[Records drawn from a dataset]
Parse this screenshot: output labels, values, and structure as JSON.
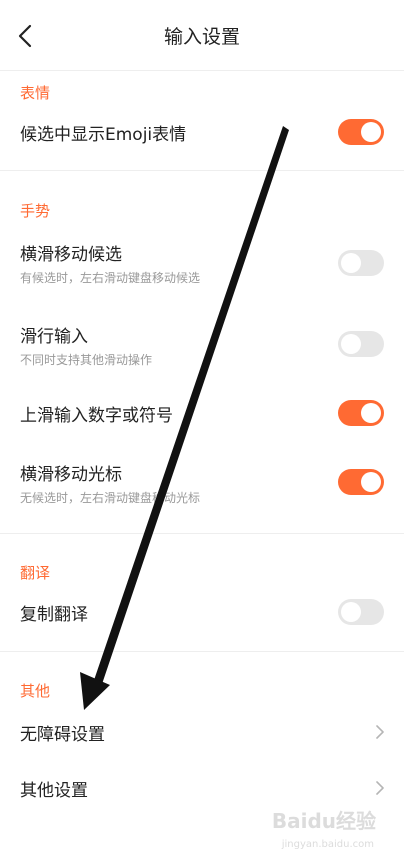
{
  "header": {
    "title": "输入设置",
    "back_icon": "chevron-left-icon"
  },
  "sections": {
    "emoji": {
      "label": "表情"
    },
    "gesture": {
      "label": "手势"
    },
    "translate": {
      "label": "翻译"
    },
    "other": {
      "label": "其他"
    }
  },
  "items": {
    "emoji_candidates": {
      "title": "候选中显示Emoji表情",
      "enabled": true
    },
    "swipe_candidates": {
      "title": "横滑移动候选",
      "subtitle": "有候选时，左右滑动键盘移动候选",
      "enabled": false
    },
    "glide_input": {
      "title": "滑行输入",
      "subtitle": "不同时支持其他滑动操作",
      "enabled": false
    },
    "swipe_up_numbers": {
      "title": "上滑输入数字或符号",
      "enabled": true
    },
    "swipe_cursor": {
      "title": "横滑移动光标",
      "subtitle": "无候选时，左右滑动键盘移动光标",
      "enabled": true
    },
    "copy_translate": {
      "title": "复制翻译",
      "enabled": false
    },
    "accessibility": {
      "title": "无障碍设置"
    },
    "other_settings": {
      "title": "其他设置"
    }
  },
  "watermark": {
    "text": "Baidu经验",
    "sub": "jingyan.baidu.com"
  },
  "colors": {
    "accent": "#ff6a33",
    "toggle_off": "#e6e6e6"
  }
}
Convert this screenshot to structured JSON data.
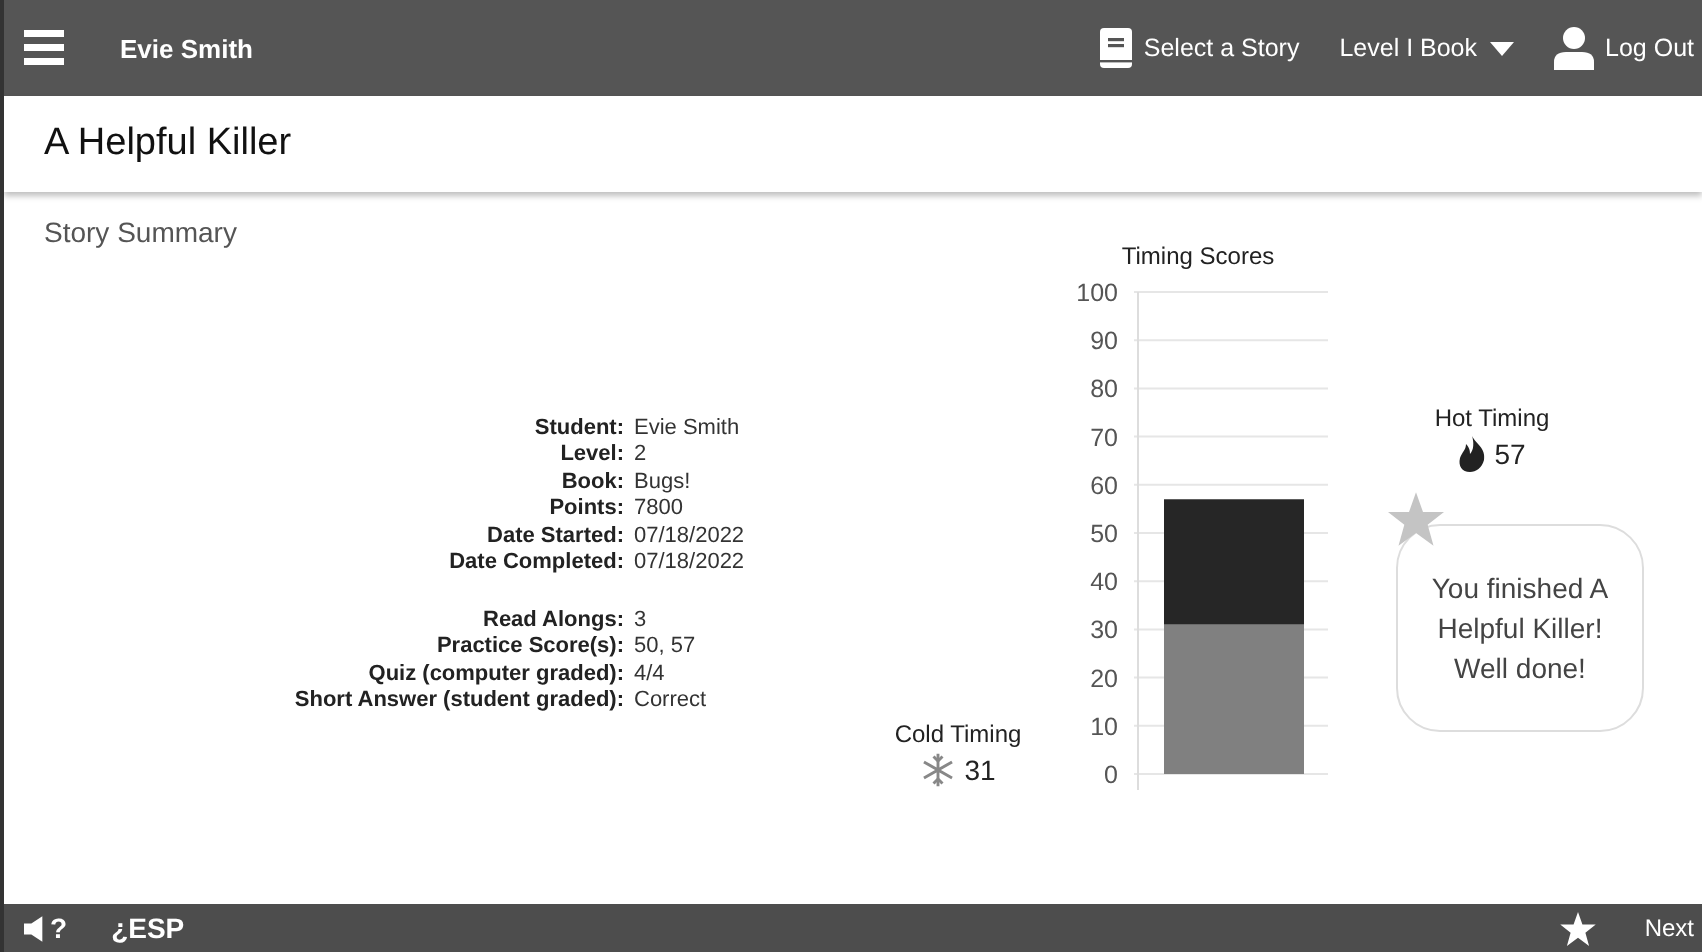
{
  "header": {
    "user_name": "Evie Smith",
    "select_story": "Select a Story",
    "level_menu": "Level I Book",
    "log_out": "Log Out"
  },
  "title": "A Helpful Killer",
  "section_title": "Story Summary",
  "details": [
    {
      "label": "Student:",
      "value": "Evie Smith"
    },
    {
      "label": "Level:",
      "value": "2"
    },
    {
      "label": "Book:",
      "value": "Bugs!"
    },
    {
      "label": "Points:",
      "value": "7800"
    },
    {
      "label": "Date Started:",
      "value": "07/18/2022"
    },
    {
      "label": "Date Completed:",
      "value": "07/18/2022"
    }
  ],
  "details_2": [
    {
      "label": "Read Alongs:",
      "value": "3"
    },
    {
      "label": "Practice Score(s):",
      "value": "50, 57"
    },
    {
      "label": "Quiz (computer graded):",
      "value": "4/4"
    },
    {
      "label": "Short Answer (student graded):",
      "value": "Correct"
    }
  ],
  "cold_timing": {
    "value": "31"
  },
  "hot_timing": {
    "value": "57"
  },
  "chart_data": {
    "type": "bar",
    "title": "Timing Scores",
    "categories": [
      null
    ],
    "stacked": true,
    "grid": true,
    "ylim": [
      0,
      100
    ],
    "yticks": [
      0,
      10,
      20,
      30,
      40,
      50,
      60,
      70,
      80,
      90,
      100
    ],
    "series": [
      {
        "name": "Cold Timing",
        "color": "#808080",
        "values": [
          31
        ]
      },
      {
        "name": "Hot Timing",
        "color": "#262626",
        "values": [
          26
        ]
      }
    ]
  },
  "message": "You finished A Helpful Killer! Well done!",
  "footer": {
    "help": "?",
    "language": "¿ESP",
    "next": "Next"
  }
}
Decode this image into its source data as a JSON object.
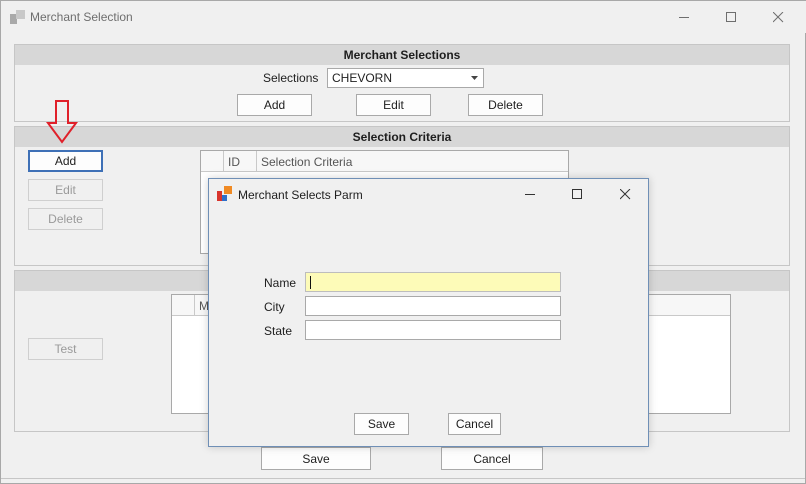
{
  "window": {
    "title": "Merchant Selection",
    "controls": [
      "minimize",
      "maximize",
      "close"
    ]
  },
  "merchant_selections": {
    "header": "Merchant Selections",
    "selections_label": "Selections",
    "selections_value": "CHEVORN",
    "add_label": "Add",
    "edit_label": "Edit",
    "delete_label": "Delete"
  },
  "selection_criteria": {
    "header": "Selection Criteria",
    "add_label": "Add",
    "edit_label": "Edit",
    "delete_label": "Delete",
    "columns": [
      "ID",
      "Selection Criteria"
    ]
  },
  "test_panel": {
    "test_label": "Test",
    "column_partial": "Me"
  },
  "footer": {
    "save_label": "Save",
    "cancel_label": "Cancel"
  },
  "annotation": {
    "arrow_color": "#e0202a",
    "points_to": "selection_criteria.add"
  },
  "dialog": {
    "title": "Merchant Selects Parm",
    "fields": [
      {
        "label": "Name",
        "value": ""
      },
      {
        "label": "City",
        "value": ""
      },
      {
        "label": "State",
        "value": ""
      }
    ],
    "save_label": "Save",
    "cancel_label": "Cancel"
  }
}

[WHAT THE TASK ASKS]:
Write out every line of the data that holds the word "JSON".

[ANSWER FOR THE TASK]:
Parse this screenshot: output labels, values, and structure as JSON.
Convert this screenshot to structured JSON data.
Decode this image into its source data as a JSON object.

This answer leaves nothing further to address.